- **Task prompt**: For the word "comments", work out how many lines in the records below contain it and state that count alone.

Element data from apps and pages
++++++++++++++++++++
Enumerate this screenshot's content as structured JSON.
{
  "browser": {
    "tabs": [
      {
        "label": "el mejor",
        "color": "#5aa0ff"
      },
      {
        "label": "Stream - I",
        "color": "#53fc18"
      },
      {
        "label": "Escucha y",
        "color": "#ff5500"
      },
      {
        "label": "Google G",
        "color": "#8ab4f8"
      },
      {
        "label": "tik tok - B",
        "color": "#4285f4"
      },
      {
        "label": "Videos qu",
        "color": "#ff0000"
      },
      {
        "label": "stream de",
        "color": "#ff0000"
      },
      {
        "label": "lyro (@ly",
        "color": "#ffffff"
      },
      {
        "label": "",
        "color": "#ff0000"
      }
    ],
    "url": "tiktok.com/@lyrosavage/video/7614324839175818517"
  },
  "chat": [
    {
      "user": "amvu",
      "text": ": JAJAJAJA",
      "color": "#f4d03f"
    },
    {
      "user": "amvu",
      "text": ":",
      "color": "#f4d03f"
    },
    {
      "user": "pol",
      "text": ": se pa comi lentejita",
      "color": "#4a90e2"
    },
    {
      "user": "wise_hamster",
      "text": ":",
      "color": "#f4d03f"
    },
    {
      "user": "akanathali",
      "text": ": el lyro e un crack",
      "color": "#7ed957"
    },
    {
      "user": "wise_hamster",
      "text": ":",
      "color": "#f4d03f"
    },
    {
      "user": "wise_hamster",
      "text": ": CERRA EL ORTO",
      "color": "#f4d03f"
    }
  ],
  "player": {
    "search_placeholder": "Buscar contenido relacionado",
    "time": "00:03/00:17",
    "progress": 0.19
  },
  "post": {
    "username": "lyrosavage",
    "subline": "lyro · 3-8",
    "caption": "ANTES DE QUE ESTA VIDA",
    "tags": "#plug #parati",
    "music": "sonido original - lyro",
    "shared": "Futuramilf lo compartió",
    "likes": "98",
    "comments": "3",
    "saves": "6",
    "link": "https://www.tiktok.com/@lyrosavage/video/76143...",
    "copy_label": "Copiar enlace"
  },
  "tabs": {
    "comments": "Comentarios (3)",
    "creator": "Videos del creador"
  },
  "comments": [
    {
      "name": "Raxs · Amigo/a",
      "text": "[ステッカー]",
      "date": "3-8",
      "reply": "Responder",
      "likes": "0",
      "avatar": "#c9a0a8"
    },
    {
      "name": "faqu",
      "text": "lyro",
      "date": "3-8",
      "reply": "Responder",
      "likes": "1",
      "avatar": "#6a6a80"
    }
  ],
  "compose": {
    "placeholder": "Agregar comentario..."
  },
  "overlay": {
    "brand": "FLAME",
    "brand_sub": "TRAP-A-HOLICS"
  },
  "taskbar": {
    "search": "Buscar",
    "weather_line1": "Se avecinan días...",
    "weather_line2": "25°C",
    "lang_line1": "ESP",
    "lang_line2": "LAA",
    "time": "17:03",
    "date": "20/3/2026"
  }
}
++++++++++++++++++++
- **Answer section**: 3